ASSIGNMENT: Reproduce the entire listing exactly. Leave the pictures out.

Start of SUPPLIED INFORMATION

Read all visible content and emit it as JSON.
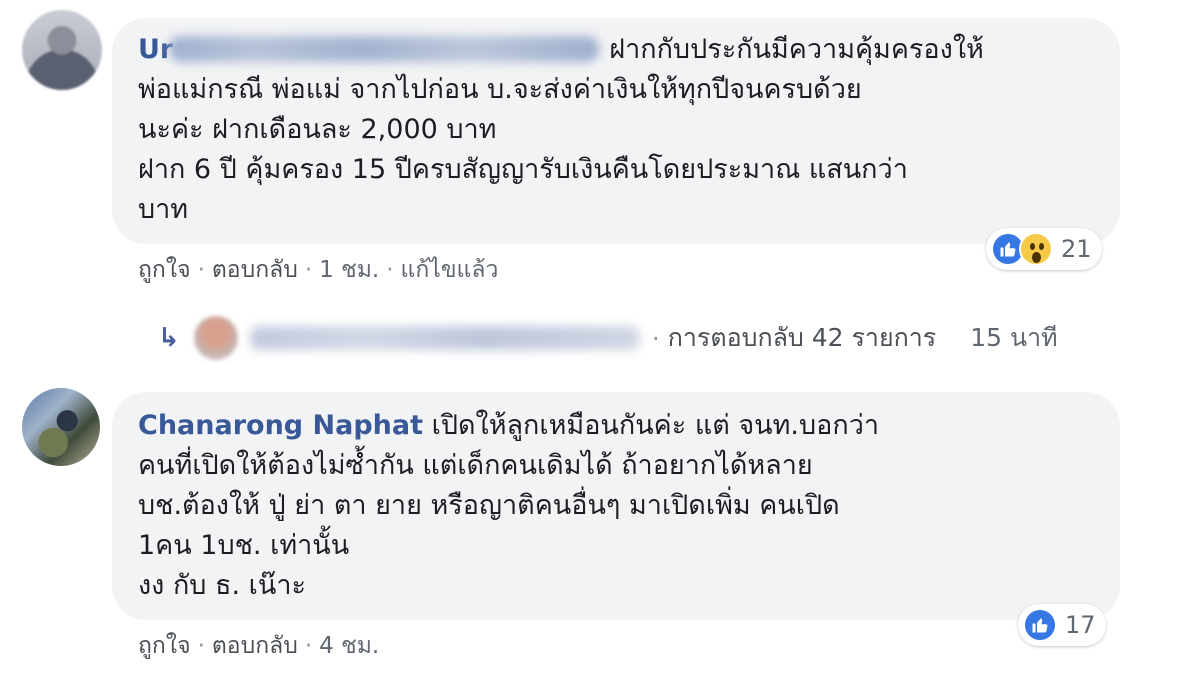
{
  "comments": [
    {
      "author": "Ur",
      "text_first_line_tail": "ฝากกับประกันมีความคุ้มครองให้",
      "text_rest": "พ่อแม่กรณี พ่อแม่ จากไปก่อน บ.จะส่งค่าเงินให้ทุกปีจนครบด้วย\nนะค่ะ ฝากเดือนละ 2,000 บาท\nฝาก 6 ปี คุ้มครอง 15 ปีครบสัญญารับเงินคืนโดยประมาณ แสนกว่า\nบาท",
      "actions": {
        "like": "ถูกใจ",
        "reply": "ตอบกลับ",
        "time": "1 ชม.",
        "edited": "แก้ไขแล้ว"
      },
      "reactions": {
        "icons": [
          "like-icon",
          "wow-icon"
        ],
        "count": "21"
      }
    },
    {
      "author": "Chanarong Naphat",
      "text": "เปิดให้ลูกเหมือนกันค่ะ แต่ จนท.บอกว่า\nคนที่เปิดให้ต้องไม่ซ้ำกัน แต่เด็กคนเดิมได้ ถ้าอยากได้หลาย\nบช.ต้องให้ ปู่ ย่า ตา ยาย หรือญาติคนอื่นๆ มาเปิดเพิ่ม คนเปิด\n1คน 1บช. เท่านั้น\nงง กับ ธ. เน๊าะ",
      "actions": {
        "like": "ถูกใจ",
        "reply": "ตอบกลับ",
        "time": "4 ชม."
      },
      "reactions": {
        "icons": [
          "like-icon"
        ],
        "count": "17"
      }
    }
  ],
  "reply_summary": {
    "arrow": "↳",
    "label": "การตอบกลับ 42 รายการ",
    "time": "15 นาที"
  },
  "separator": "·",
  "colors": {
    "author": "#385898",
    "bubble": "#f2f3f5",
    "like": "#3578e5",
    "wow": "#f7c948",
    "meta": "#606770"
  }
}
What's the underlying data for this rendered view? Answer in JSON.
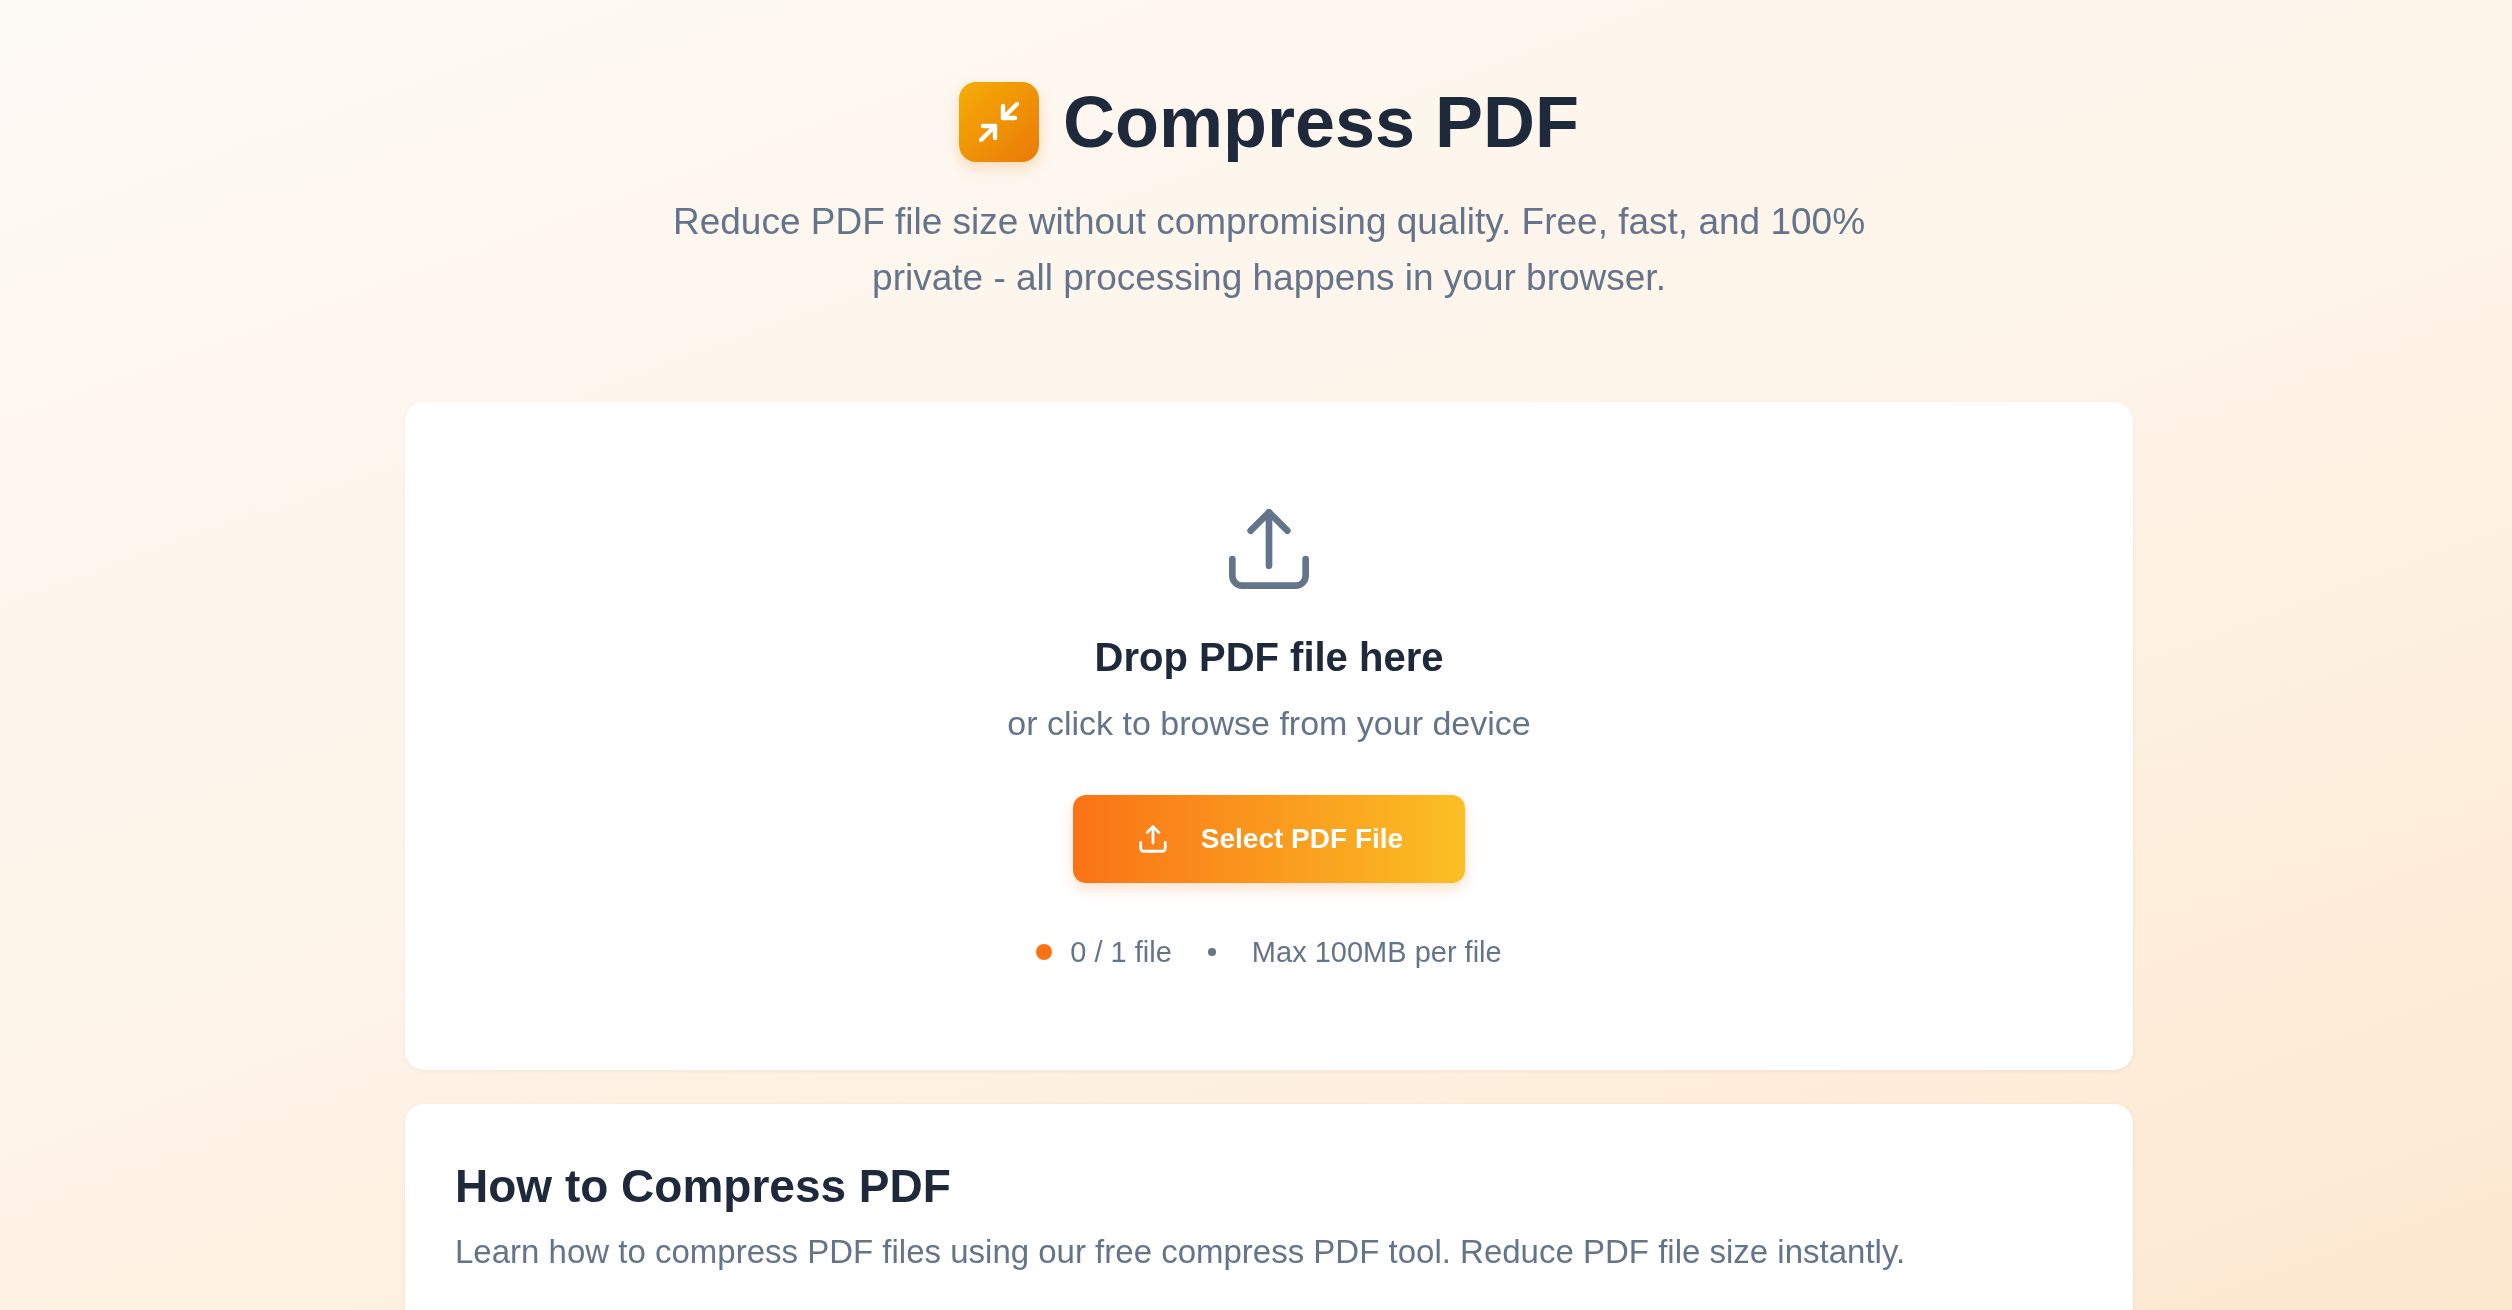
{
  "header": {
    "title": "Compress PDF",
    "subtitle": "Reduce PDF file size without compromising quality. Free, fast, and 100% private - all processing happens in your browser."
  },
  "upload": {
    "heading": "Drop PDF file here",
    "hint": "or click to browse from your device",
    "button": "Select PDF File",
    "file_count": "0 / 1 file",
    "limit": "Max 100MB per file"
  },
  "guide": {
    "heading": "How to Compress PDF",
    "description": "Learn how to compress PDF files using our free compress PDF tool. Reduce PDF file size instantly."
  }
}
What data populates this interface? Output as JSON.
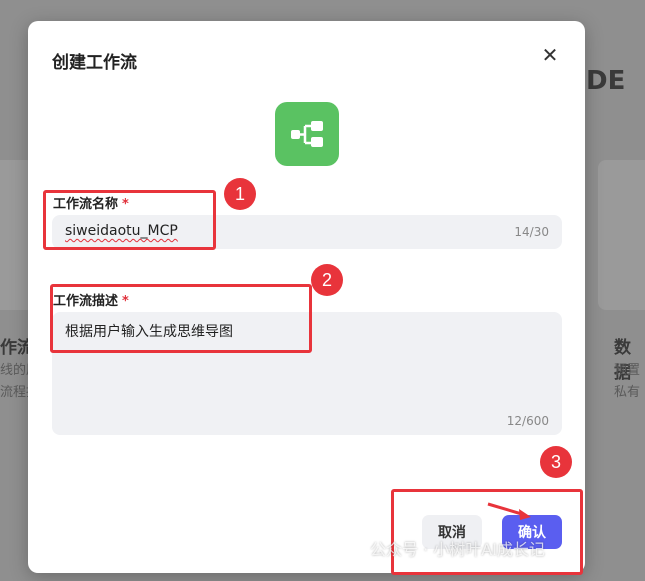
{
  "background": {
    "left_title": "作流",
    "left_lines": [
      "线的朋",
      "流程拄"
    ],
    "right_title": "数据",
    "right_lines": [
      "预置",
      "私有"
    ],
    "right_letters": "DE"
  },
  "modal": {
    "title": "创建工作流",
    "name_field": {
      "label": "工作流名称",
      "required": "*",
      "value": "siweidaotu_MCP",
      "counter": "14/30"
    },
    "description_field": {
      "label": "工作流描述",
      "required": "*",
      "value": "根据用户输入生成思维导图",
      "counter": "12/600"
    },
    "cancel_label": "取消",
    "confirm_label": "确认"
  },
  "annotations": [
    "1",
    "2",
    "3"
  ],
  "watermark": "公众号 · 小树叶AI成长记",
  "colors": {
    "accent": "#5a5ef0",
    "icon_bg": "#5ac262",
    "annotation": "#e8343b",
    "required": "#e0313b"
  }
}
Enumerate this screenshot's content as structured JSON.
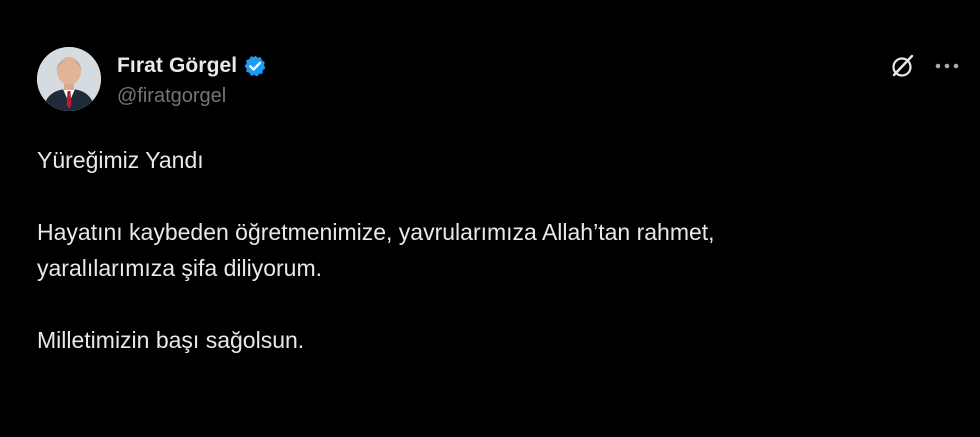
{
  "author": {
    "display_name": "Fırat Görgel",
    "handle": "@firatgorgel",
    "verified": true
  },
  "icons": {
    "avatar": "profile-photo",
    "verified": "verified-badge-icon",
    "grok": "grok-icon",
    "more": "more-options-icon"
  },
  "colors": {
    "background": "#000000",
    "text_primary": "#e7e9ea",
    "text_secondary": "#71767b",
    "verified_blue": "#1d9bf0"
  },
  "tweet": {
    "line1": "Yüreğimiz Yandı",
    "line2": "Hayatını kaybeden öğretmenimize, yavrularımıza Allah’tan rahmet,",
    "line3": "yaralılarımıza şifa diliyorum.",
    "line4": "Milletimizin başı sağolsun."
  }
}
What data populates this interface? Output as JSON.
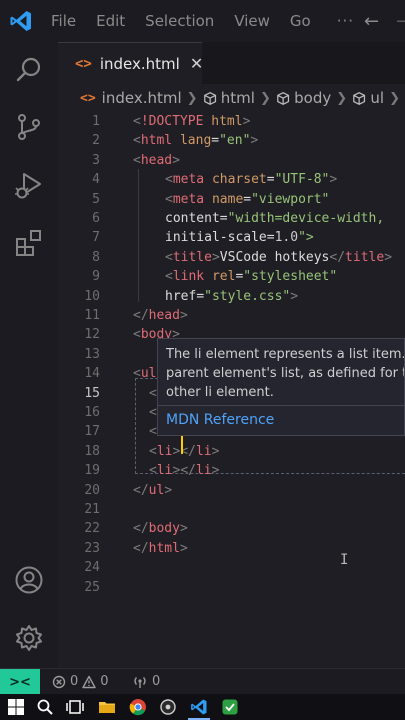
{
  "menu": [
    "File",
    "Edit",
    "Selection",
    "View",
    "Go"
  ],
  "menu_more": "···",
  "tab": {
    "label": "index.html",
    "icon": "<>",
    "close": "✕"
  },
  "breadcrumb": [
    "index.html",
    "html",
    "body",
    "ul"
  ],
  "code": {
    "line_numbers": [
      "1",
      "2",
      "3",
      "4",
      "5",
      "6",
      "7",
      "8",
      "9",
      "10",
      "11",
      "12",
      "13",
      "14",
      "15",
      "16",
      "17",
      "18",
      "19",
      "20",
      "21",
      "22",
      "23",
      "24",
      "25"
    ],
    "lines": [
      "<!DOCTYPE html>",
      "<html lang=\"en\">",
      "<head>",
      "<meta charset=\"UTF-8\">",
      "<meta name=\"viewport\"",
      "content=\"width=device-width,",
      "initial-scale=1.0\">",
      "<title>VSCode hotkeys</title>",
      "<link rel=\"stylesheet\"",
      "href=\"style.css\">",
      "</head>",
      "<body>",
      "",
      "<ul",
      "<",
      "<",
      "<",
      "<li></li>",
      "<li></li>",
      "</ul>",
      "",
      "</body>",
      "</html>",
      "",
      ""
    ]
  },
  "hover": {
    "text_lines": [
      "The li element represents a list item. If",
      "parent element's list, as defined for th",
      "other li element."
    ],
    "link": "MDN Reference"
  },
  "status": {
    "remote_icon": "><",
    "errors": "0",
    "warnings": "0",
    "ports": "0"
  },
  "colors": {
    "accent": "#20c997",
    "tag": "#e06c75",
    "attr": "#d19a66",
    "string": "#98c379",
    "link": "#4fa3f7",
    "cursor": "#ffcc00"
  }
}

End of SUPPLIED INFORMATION

WRITTEN SOLUTION:
Read all visible content and emit it as JSON.
{
  "comments": [
    {
      "author": "Ur",
      "text_first_line_tail": "ฝากกับประกันมีความคุ้มครองให้",
      "text_rest": "พ่อแม่กรณี พ่อแม่ จากไปก่อน บ.จะส่งค่าเงินให้ทุกปีจนครบด้วย\nนะค่ะ ฝากเดือนละ 2,000 บาท\nฝาก 6 ปี คุ้มครอง 15 ปีครบสัญญารับเงินคืนโดยประมาณ แสนกว่า\nบาท",
      "actions": {
        "like": "ถูกใจ",
        "reply": "ตอบกลับ",
        "time": "1 ชม.",
        "edited": "แก้ไขแล้ว"
      },
      "reactions": {
        "icons": [
          "like-icon",
          "wow-icon"
        ],
        "count": "21"
      }
    },
    {
      "author": "Chanarong Naphat",
      "text": "เปิดให้ลูกเหมือนกันค่ะ แต่ จนท.บอกว่า\nคนที่เปิดให้ต้องไม่ซ้ำกัน แต่เด็กคนเดิมได้ ถ้าอยากได้หลาย\nบช.ต้องให้ ปู่ ย่า ตา ยาย หรือญาติคนอื่นๆ มาเปิดเพิ่ม คนเปิด\n1คน 1บช. เท่านั้น\nงง กับ ธ. เน๊าะ",
      "actions": {
        "like": "ถูกใจ",
        "reply": "ตอบกลับ",
        "time": "4 ชม."
      },
      "reactions": {
        "icons": [
          "like-icon"
        ],
        "count": "17"
      }
    }
  ],
  "reply_summary": {
    "arrow": "↳",
    "label": "การตอบกลับ 42 รายการ",
    "time": "15 นาที"
  },
  "separator": "·",
  "colors": {
    "author": "#385898",
    "bubble": "#f2f3f5",
    "like": "#3578e5",
    "wow": "#f7c948",
    "meta": "#606770"
  }
}
What's the underlying data for this rendered view? Answer in JSON.
{
  "header": {
    "title": "Compress PDF",
    "subtitle": "Reduce PDF file size without compromising quality. Free, fast, and 100% private - all processing happens in your browser."
  },
  "upload": {
    "heading": "Drop PDF file here",
    "hint": "or click to browse from your device",
    "button": "Select PDF File",
    "file_count": "0 / 1 file",
    "limit": "Max 100MB per file"
  },
  "guide": {
    "heading": "How to Compress PDF",
    "description": "Learn how to compress PDF files using our free compress PDF tool. Reduce PDF file size instantly."
  }
}
What data populates this interface? Output as JSON.
{
  "background": {
    "left_title": "作流",
    "left_lines": [
      "线的朋",
      "流程拄"
    ],
    "right_title": "数据",
    "right_lines": [
      "预置",
      "私有"
    ],
    "right_letters": "DE"
  },
  "modal": {
    "title": "创建工作流",
    "name_field": {
      "label": "工作流名称",
      "required": "*",
      "value": "siweidaotu_MCP",
      "counter": "14/30"
    },
    "description_field": {
      "label": "工作流描述",
      "required": "*",
      "value": "根据用户输入生成思维导图",
      "counter": "12/600"
    },
    "cancel_label": "取消",
    "confirm_label": "确认"
  },
  "annotations": [
    "1",
    "2",
    "3"
  ],
  "watermark": "公众号 · 小树叶AI成长记",
  "colors": {
    "accent": "#5a5ef0",
    "icon_bg": "#5ac262",
    "annotation": "#e8343b",
    "required": "#e0313b"
  }
}
Enumerate this screenshot's content as structured JSON.
{
  "author": {
    "display_name": "Fırat Görgel",
    "handle": "@firatgorgel",
    "verified": true
  },
  "icons": {
    "avatar": "profile-photo",
    "verified": "verified-badge-icon",
    "grok": "grok-icon",
    "more": "more-options-icon"
  },
  "colors": {
    "background": "#000000",
    "text_primary": "#e7e9ea",
    "text_secondary": "#71767b",
    "verified_blue": "#1d9bf0"
  },
  "tweet": {
    "line1": "Yüreğimiz Yandı",
    "line2": "Hayatını kaybeden öğretmenimize, yavrularımıza Allah’tan rahmet,",
    "line3": "yaralılarımıza şifa diliyorum.",
    "line4": "Milletimizin başı sağolsun."
  }
}
What data populates this interface? Output as JSON.
{
  "menu": [
    "File",
    "Edit",
    "Selection",
    "View",
    "Go"
  ],
  "menu_more": "···",
  "tab": {
    "label": "index.html",
    "icon": "<>",
    "close": "✕"
  },
  "breadcrumb": [
    "index.html",
    "html",
    "body",
    "ul"
  ],
  "code": {
    "line_numbers": [
      "1",
      "2",
      "3",
      "4",
      "5",
      "6",
      "7",
      "8",
      "9",
      "10",
      "11",
      "12",
      "13",
      "14",
      "15",
      "16",
      "17",
      "18",
      "19",
      "20",
      "21",
      "22",
      "23",
      "24",
      "25"
    ],
    "lines": [
      "<!DOCTYPE html>",
      "<html lang=\"en\">",
      "<head>",
      "<meta charset=\"UTF-8\">",
      "<meta name=\"viewport\"",
      "content=\"width=device-width,",
      "initial-scale=1.0\">",
      "<title>VSCode hotkeys</title>",
      "<link rel=\"stylesheet\"",
      "href=\"style.css\">",
      "</head>",
      "<body>",
      "",
      "<ul",
      "<",
      "<",
      "<",
      "<li></li>",
      "<li></li>",
      "</ul>",
      "",
      "</body>",
      "</html>",
      "",
      ""
    ]
  },
  "hover": {
    "text_lines": [
      "The li element represents a list item. If",
      "parent element's list, as defined for th",
      "other li element."
    ],
    "link": "MDN Reference"
  },
  "status": {
    "remote_icon": "><",
    "errors": "0",
    "warnings": "0",
    "ports": "0"
  },
  "colors": {
    "accent": "#20c997",
    "tag": "#e06c75",
    "attr": "#d19a66",
    "string": "#98c379",
    "link": "#4fa3f7",
    "cursor": "#ffcc00"
  }
}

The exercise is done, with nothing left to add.